In this state Henry and his favourite proceeded to the great western door of Saint George's Chapel. Here twelve gentlemen of the privy- chamber attended with a canopy of cloth of gold, which they bore over the king's bead, and that of the Lady Anne, as she walked beside him to the entrance of the choir, where they separated -- he proceeding to his stall, and she to a closet at the north-east corner of the choir over the altar, while her ladies repaired to one adjoining it.

Matins then commenced, and at the appointed part of the service the dean of the college took a silver box, containing the heart of Saint George, bestowed upon King Henry the Fifth by the Emperor Sigismund, and after incense had been shed upon it by one of the canons, presented it to the king and the knights-companions to kiss.

After the offertory, a carpet was spread on the steps before the altar, the alms-knights, pursuivants, and heralds stationing themselves on either side of it. The Garter then descended from his seat, and waving his rod, the knights-companions descended likewise, but remained before their stalls.

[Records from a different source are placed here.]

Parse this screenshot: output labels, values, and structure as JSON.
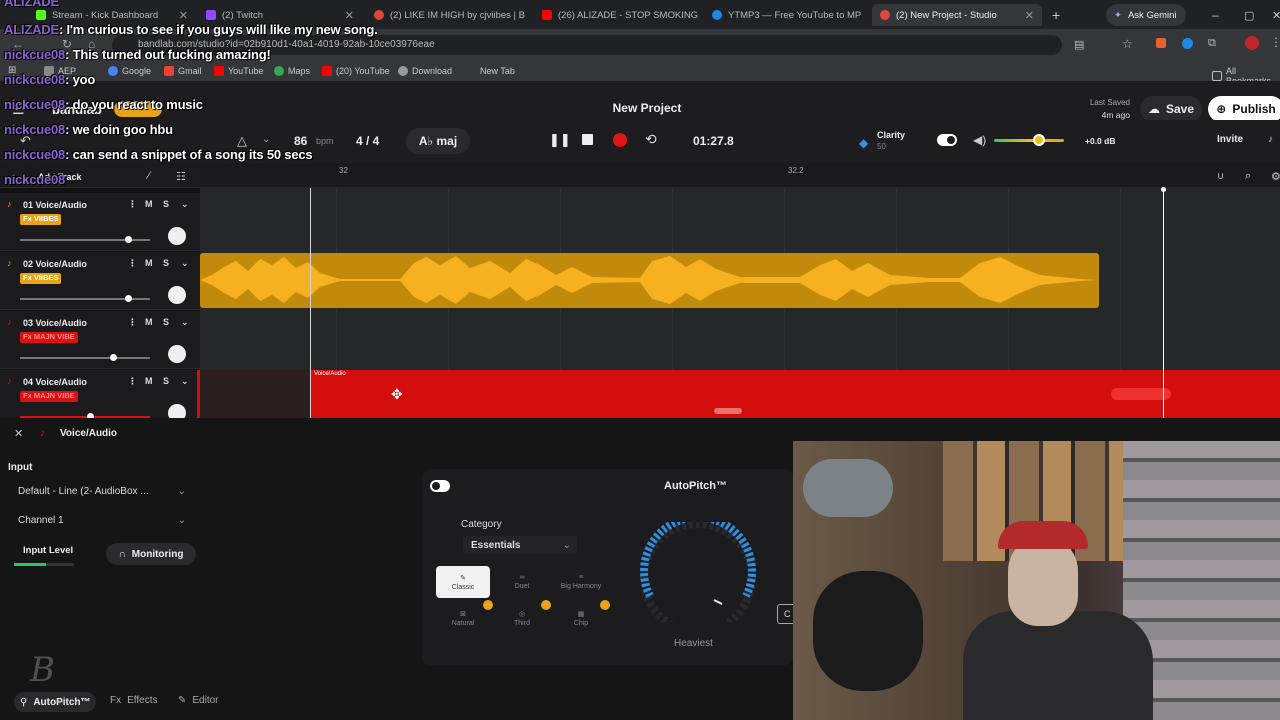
{
  "browser": {
    "tabs": [
      {
        "label": "Stream - Kick Dashboard",
        "color": "#53fc18"
      },
      {
        "label": "(2) Twitch",
        "color": "#9146ff"
      },
      {
        "label": "(2) LIKE IM HIGH by cjviibes | B",
        "color": "#e0473a"
      },
      {
        "label": "(26) ALIZADE - STOP SMOKING",
        "color": "#ff0000"
      },
      {
        "label": "YTMP3 — Free YouTube to MP",
        "color": "#1e88e5"
      },
      {
        "label": "(2) New Project - Studio",
        "color": "#e0473a"
      }
    ],
    "ask_gemini": "Ask Gemini",
    "url": "bandlab.com/studio?id=02b910d1-40a1-4019-92ab-10ce03976eae",
    "bookmarks": [
      "AEP",
      "Google",
      "Gmail",
      "YouTube",
      "Maps",
      "(20) YouTube",
      "Download",
      "New Tab"
    ],
    "all_bookmarks": "All Bookmarks"
  },
  "app": {
    "logo": "bandlab",
    "project_title": "New Project",
    "last_saved_label": "Last Saved",
    "last_saved_value": "4m ago",
    "save": "Save",
    "publish": "Publish",
    "invite": "Invite",
    "bpm_value": "86",
    "bpm_label": "bpm",
    "time_signature": "4 / 4",
    "key": "A♭ maj",
    "time": "01:27.8",
    "clarity_label": "Clarity",
    "clarity_value": "50",
    "volume_db": "+0.0 dB",
    "ruler_marks": [
      "32",
      "32.2"
    ],
    "track_header_label": "Add Track"
  },
  "tracks": [
    {
      "name": "01 Voice/Audio",
      "fx": "Fx VIIBES",
      "fx_color": "#e8a317",
      "icon_color": "#e8a317",
      "volume": 0.85
    },
    {
      "name": "02 Voice/Audio",
      "fx": "Fx VIIBES",
      "fx_color": "#e8a317",
      "icon_color": "#e8a317",
      "volume": 0.85
    },
    {
      "name": "03 Voice/Audio",
      "fx": "Fx MAJN VIBE",
      "fx_color": "#d11",
      "icon_color": "#d11",
      "volume": 0.75
    },
    {
      "name": "04 Voice/Audio",
      "fx": "Fx MAJN VIBE",
      "fx_color": "#d11",
      "icon_color": "#d11",
      "volume": 0.6
    }
  ],
  "clip_label": "Voice/Audio",
  "panel": {
    "title": "Voice/Audio",
    "input_label": "Input",
    "input_device": "Default - Line (2- AudioBox ...",
    "channel": "Channel 1",
    "input_level": "Input Level",
    "monitoring": "Monitoring",
    "autopitch_title": "AutoPitch™",
    "category_label": "Category",
    "category_value": "Essentials",
    "styles": [
      "Classic",
      "Duet",
      "Big Harmony",
      "Natural",
      "Third",
      "Chip"
    ],
    "amount_label": "Heaviest",
    "bottom_tabs": [
      "AutoPitch™",
      "Effects",
      "Editor"
    ]
  },
  "chat": [
    {
      "user": "ALIZADE",
      "msg": ""
    },
    {
      "user": "ALIZADE",
      "msg": ": I'm curious to see if you guys will like my new song."
    },
    {
      "user": "nickcue08",
      "msg": ": This turned out fucking amazing!"
    },
    {
      "user": "nickcue08",
      "msg": ": yoo"
    },
    {
      "user": "nickcue08",
      "msg": ": do you react to music"
    },
    {
      "user": "nickcue08",
      "msg": ": we doin goo hbu"
    },
    {
      "user": "nickcue08",
      "msg": ": can send a snippet of a song its 50 secs"
    },
    {
      "user": "nickcue08",
      "msg": ""
    }
  ],
  "colors": {
    "accent": "#e8a317",
    "record": "#e01515",
    "publish_bg": "#ffffff"
  }
}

The black-rod next descended, and proceeding towards the altar, a groom of the wardrobe brought him a small carpet of cloth of gold, and a cushion of the same stuff, which were placed on the larger carpet, the cushion being set on the head of the steps. Taking a large gilt bason to receive the offerings, the prelate stationed himself with one of the prebends in the midst of the altar. The king then rose from his stall, and making a reverence as before, proceeded to the altar, attended by the Garter, register, and chancellor, together with the Duke of Richmond bearing the sword; and having reached the upper step, prostrated himself on the cushion, while the black-rod bending the knee delivered a chain of gold, intended afterwards to be redeemed, to the Duke of Suffolk, who was appointed to make the royal offering, and who placed it in the bason held by the prelate. This ceremony over, the king got up, and with similar reverences returned to his stall. Then the two provincial kings, Clarenceux and Norroy, proceeded along the choir, and making due reverences to the altar and the sovereign, bowed to the two senior knights; who thereupon advanced towards the altar, and kneeling down, made their offering. The other imitated their example, coming forward according to their seniority.

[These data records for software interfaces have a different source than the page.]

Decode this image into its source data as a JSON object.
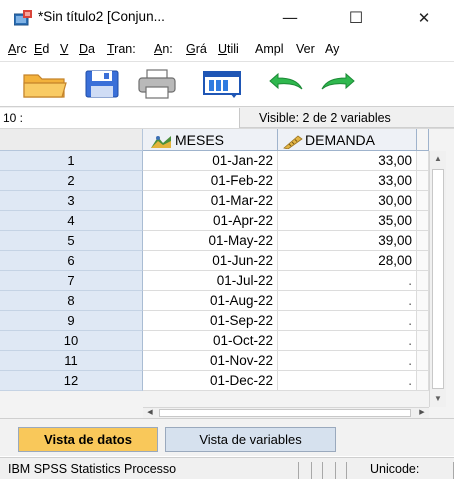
{
  "window": {
    "title": "*Sin título2 [Conjun...",
    "minimize_glyph": "—",
    "maximize_glyph": "☐",
    "close_glyph": "✕"
  },
  "menu": [
    {
      "u": "A",
      "rest": "rc"
    },
    {
      "u": "E",
      "rest": "d"
    },
    {
      "u": "V",
      "rest": ""
    },
    {
      "u": "D",
      "rest": "a"
    },
    {
      "u": "T",
      "rest": "ran:"
    },
    {
      "u": "A",
      "rest": "n:"
    },
    {
      "u": "G",
      "rest": "rá"
    },
    {
      "u": "U",
      "rest": "tili"
    },
    {
      "u": "",
      "rest": "Ampl"
    },
    {
      "u": "",
      "rest": "Ver"
    },
    {
      "u": "",
      "rest": "Ay"
    }
  ],
  "toolbar": {
    "icons": [
      "open-folder-icon",
      "save-icon",
      "print-icon",
      "dialog-recall-icon",
      "undo-icon",
      "redo-icon"
    ]
  },
  "cell_bar": {
    "cell_ref": "10 :",
    "visible_text": "Visible: 2 de 2 variables"
  },
  "grid": {
    "columns": [
      {
        "name": "MESES",
        "icon": "date-variable-icon"
      },
      {
        "name": "DEMANDA",
        "icon": "scale-variable-icon"
      }
    ],
    "rows": [
      {
        "num": "1",
        "meses": "01-Jan-22",
        "demanda": "33,00"
      },
      {
        "num": "2",
        "meses": "01-Feb-22",
        "demanda": "33,00"
      },
      {
        "num": "3",
        "meses": "01-Mar-22",
        "demanda": "30,00"
      },
      {
        "num": "4",
        "meses": "01-Apr-22",
        "demanda": "35,00"
      },
      {
        "num": "5",
        "meses": "01-May-22",
        "demanda": "39,00"
      },
      {
        "num": "6",
        "meses": "01-Jun-22",
        "demanda": "28,00"
      },
      {
        "num": "7",
        "meses": "01-Jul-22",
        "demanda": "."
      },
      {
        "num": "8",
        "meses": "01-Aug-22",
        "demanda": "."
      },
      {
        "num": "9",
        "meses": "01-Sep-22",
        "demanda": "."
      },
      {
        "num": "10",
        "meses": "01-Oct-22",
        "demanda": "."
      },
      {
        "num": "11",
        "meses": "01-Nov-22",
        "demanda": "."
      },
      {
        "num": "12",
        "meses": "01-Dec-22",
        "demanda": "."
      }
    ]
  },
  "tabs": {
    "data_view": "Vista de datos",
    "variable_view": "Vista de variables",
    "active": "data_view"
  },
  "status": {
    "processor": "IBM SPSS Statistics Processo",
    "encoding": "Unicode:"
  },
  "colors": {
    "active_tab": "#f9c85a",
    "inactive_tab": "#d6e1ee",
    "row_header": "#dfe8f4"
  }
}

The service ended, the officers and knights-companions quitted the chapel in the same order they had entered it, the king being received under the canopy at the door of the choir, and passing through the west entrance of the chapel, where he waited for the Lady Anne. On her arrival they both mounted their steeds, and rode up to the royal lodgings amid flourishes of trumpets and acclamations. Dismounting at the great gate, Henry proceeded to the presence-chamber, where the knights-companions had assembled, and having received their salutations, retired to his closet. Here he remained in deep consultation with the Duke of Suffolk for some hours, when it having been announced to him that the first course of the banquet was served, he came forth, and proceeded to the presence-chamber, where he greeted the knights-companions, who were there assembled, and who immediately put themselves in order of procession. After this, the alms- knights, prebends, and officers-of-arms passed on through the guard- chamber into Saint George's Hall. They were followed by the knights- companions, who drew up in double file, the seniors taking the uppermost place; and through these lines the king passed, his train borne up as before, until reaching the table set apart for him beneath a canopy, he turned round and received the knights' reverences. The Earl of Oxford, as vice-chamberlain, then brought him a ewer containing water, the Earl of Surrey a bason, and Lord Rochford a napkin. Henry having performed his ablutions, grace was said by the prelate, after which the king seated himself beneath the canopy in an ancient chair with a curiously carved back representing the exploit of Saint George, which had once belonged to the founder, King Edward the Third, and called up the two cardinals, who by this time had entered the hall, and who remained standing beside him, one on either hand, during the repast.